* **ABOUT THIS TASK**
Filter this material down to the lines that hold "JSON", copying each one.

+--

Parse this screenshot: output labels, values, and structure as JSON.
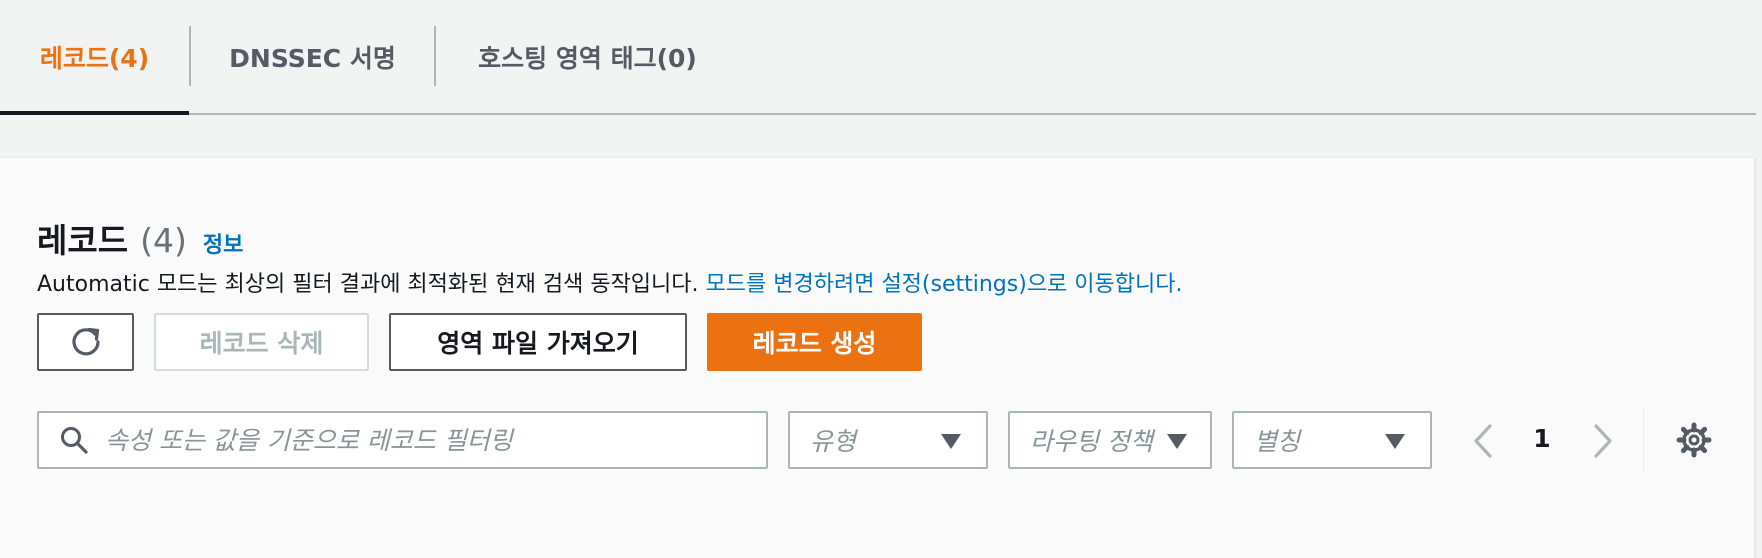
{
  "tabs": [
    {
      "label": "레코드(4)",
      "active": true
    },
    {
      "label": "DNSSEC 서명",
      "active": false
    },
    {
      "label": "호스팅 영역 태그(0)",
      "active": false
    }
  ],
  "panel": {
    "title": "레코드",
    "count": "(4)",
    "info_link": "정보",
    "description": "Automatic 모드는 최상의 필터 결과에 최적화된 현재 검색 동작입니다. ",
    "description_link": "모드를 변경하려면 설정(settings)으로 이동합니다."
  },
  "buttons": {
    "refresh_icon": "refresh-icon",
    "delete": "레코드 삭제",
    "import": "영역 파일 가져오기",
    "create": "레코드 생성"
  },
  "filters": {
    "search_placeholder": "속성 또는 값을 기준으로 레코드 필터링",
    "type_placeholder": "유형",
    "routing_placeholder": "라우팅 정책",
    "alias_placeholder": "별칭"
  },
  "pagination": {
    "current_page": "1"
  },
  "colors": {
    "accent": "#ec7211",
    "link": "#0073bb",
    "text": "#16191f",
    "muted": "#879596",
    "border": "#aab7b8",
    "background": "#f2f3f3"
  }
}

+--

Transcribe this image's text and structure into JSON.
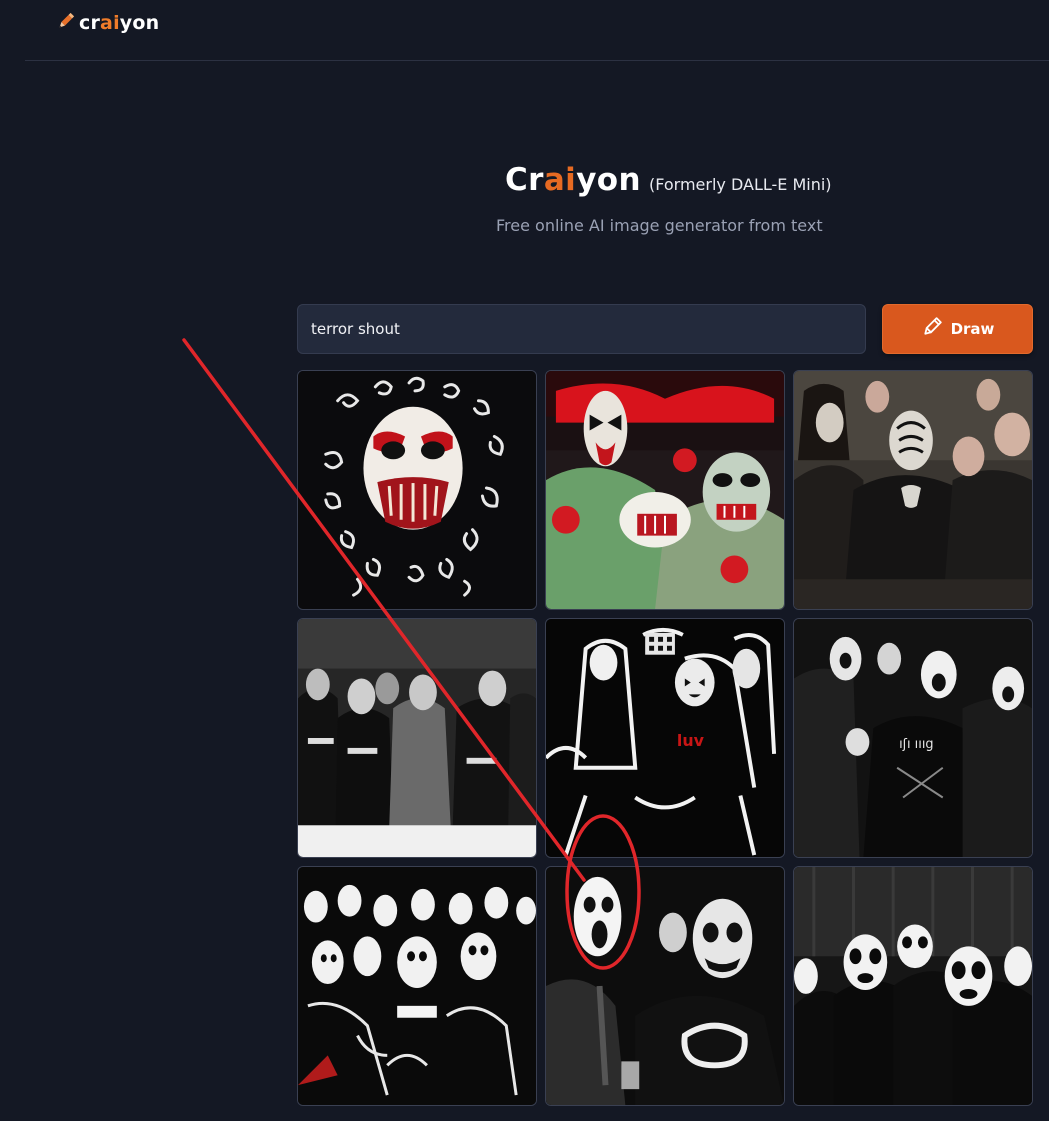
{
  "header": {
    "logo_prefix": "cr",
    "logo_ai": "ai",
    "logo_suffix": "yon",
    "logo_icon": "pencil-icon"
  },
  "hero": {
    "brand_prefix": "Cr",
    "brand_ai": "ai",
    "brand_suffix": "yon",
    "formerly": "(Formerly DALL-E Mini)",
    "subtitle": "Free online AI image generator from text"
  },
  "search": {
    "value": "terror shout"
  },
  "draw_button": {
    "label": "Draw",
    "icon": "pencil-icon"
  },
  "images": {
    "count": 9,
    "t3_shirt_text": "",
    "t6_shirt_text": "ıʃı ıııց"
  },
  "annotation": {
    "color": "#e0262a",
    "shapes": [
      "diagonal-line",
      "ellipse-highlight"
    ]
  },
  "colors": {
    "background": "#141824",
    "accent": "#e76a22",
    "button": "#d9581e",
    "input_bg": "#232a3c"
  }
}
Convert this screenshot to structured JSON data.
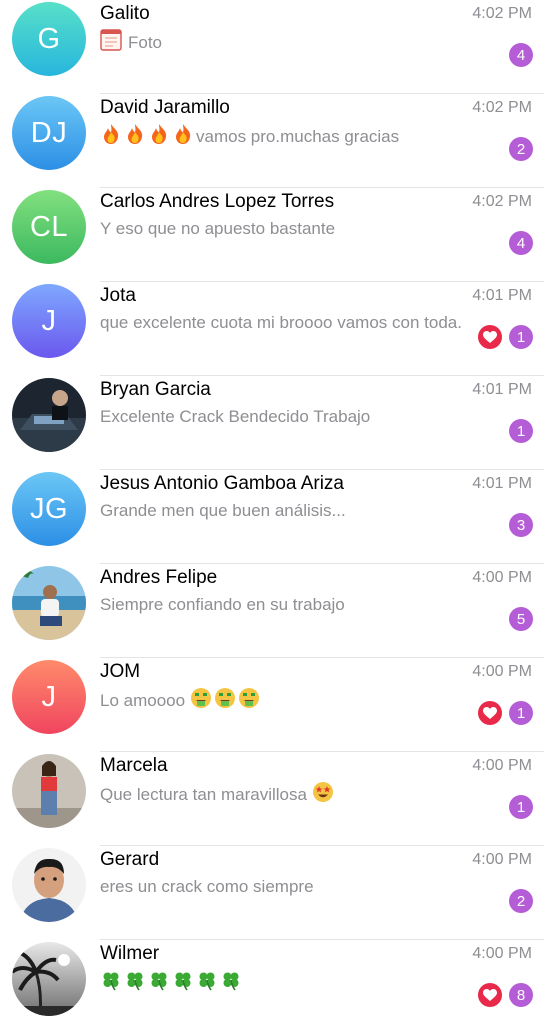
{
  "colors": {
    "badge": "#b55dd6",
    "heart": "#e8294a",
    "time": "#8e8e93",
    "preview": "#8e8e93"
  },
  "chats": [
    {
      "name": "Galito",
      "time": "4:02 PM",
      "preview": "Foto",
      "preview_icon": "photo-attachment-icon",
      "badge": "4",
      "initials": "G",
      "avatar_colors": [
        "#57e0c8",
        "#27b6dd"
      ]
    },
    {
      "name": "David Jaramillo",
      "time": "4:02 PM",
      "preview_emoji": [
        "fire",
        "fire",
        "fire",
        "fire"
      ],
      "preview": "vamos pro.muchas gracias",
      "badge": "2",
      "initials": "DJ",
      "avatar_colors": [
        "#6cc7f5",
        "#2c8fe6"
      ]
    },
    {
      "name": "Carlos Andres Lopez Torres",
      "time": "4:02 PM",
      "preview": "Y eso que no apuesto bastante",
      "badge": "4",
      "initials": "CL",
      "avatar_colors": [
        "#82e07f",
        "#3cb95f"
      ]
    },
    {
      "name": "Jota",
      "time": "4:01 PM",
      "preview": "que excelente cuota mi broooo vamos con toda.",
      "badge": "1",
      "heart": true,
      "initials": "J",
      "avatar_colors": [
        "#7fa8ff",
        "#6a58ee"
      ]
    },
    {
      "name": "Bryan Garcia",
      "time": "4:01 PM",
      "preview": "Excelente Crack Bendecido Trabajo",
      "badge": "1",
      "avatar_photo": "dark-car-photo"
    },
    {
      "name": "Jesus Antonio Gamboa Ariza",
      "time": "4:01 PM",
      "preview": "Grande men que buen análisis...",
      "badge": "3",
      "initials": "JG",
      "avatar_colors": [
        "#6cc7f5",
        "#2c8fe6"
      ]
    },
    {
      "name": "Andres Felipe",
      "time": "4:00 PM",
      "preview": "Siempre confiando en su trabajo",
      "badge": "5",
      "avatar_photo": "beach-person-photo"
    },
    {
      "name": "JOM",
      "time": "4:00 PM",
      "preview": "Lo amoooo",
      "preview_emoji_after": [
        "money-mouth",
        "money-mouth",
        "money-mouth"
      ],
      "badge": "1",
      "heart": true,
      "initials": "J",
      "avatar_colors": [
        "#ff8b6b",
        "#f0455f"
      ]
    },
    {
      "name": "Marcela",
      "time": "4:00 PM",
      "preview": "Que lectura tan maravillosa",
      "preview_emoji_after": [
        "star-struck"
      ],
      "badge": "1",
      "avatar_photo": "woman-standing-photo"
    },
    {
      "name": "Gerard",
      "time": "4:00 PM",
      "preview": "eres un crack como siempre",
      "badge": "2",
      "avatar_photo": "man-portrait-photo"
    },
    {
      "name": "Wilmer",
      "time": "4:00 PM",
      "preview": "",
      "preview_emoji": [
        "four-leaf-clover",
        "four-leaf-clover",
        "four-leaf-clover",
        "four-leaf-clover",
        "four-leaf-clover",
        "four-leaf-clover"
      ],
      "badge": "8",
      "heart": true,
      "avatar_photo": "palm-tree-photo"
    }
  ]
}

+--

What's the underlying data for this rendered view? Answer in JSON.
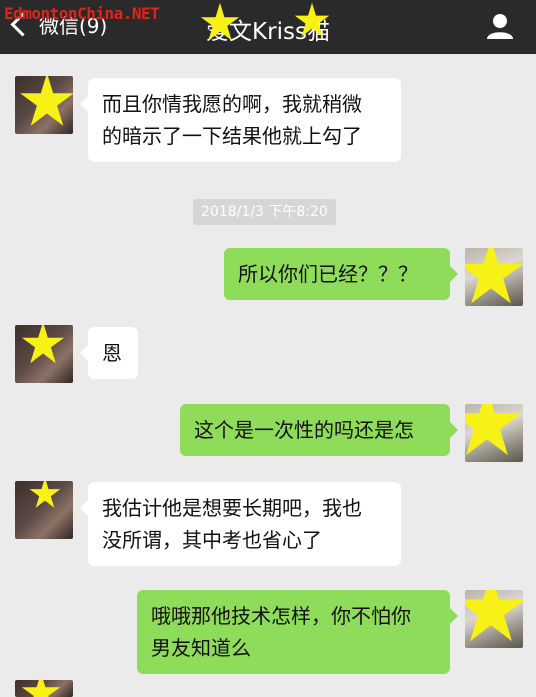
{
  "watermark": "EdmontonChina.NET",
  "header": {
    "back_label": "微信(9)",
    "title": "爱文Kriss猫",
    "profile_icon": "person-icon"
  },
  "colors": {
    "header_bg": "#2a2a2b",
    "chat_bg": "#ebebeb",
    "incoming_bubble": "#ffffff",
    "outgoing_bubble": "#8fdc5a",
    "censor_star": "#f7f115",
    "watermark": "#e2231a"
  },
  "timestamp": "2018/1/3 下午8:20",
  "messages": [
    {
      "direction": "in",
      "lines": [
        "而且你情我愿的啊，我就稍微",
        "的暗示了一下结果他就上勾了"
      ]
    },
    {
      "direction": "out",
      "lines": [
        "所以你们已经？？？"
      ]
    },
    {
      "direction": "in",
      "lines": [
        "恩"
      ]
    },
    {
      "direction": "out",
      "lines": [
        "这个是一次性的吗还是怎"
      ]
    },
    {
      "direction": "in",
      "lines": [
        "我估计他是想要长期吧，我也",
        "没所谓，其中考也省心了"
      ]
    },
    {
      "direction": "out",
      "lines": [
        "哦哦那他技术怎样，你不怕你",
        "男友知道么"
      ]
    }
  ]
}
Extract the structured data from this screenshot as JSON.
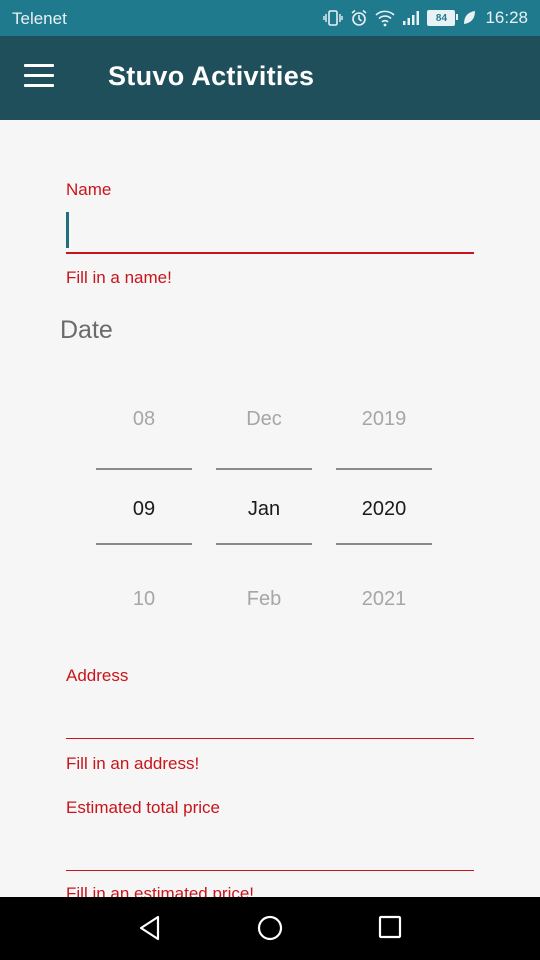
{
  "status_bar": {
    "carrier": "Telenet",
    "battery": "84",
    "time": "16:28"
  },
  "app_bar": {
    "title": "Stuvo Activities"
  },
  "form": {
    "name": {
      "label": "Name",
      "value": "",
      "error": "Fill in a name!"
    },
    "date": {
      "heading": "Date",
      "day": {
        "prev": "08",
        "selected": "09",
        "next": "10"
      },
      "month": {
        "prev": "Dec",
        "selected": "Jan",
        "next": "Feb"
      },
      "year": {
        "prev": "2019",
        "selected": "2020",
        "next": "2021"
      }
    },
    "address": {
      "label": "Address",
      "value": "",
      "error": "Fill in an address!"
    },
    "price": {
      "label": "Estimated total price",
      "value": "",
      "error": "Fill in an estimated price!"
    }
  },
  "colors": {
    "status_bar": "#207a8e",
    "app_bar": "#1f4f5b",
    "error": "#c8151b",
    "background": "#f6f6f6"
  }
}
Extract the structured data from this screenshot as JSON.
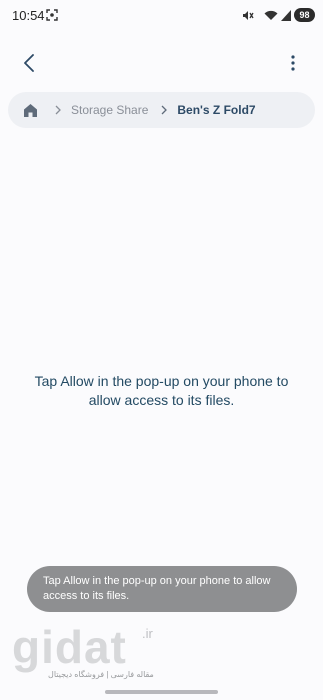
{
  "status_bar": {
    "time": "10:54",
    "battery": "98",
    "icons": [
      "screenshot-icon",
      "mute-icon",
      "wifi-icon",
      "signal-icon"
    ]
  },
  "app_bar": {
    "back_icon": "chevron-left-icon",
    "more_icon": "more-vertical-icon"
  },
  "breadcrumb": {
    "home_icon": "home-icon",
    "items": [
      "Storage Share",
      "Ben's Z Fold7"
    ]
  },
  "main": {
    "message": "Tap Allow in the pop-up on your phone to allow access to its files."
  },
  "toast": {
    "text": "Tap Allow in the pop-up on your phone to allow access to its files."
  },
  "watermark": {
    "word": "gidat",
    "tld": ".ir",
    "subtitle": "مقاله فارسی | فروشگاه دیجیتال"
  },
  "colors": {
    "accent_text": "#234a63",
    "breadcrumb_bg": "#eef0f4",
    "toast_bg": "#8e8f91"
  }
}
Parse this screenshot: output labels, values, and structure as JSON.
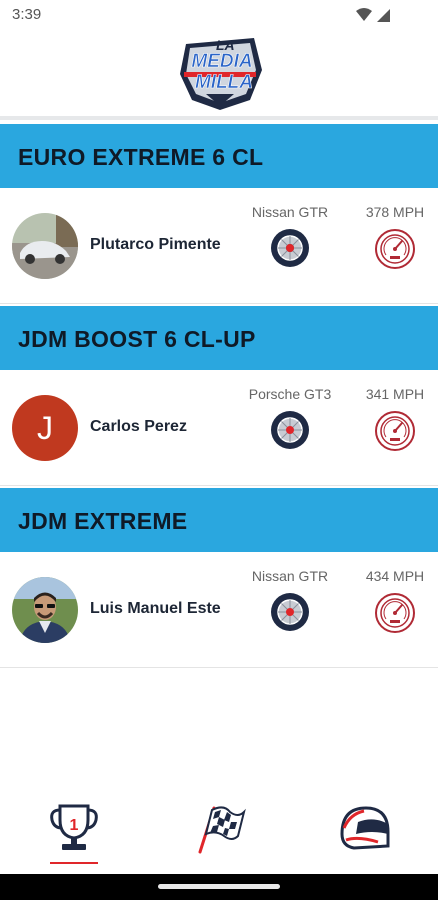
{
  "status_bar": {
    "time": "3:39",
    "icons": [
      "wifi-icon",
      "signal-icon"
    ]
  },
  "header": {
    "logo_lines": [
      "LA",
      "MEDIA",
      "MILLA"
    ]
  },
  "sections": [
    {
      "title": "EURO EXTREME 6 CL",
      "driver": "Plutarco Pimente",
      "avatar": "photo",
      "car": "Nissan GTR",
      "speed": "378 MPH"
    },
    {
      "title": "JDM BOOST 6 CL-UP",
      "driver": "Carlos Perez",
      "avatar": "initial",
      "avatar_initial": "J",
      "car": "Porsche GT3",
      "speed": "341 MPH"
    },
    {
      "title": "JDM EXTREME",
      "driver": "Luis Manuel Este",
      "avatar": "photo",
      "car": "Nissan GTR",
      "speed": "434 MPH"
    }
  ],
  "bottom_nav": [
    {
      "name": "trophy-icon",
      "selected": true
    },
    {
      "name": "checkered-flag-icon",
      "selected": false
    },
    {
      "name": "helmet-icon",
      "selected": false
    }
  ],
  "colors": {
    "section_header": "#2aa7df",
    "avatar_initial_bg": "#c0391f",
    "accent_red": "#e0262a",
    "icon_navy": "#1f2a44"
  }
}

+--

* **OUTPUT**
Parse this screenshot: output labels, values, and structure as JSON.
Transcribe this image's text and structure into JSON.
Convert this screenshot to structured JSON data.
What's the underlying data for this rendered view? Answer in JSON.
Extract the structured data from this screenshot as JSON.
Extract the structured data from this screenshot as JSON.
Parse this screenshot: output labels, values, and structure as JSON.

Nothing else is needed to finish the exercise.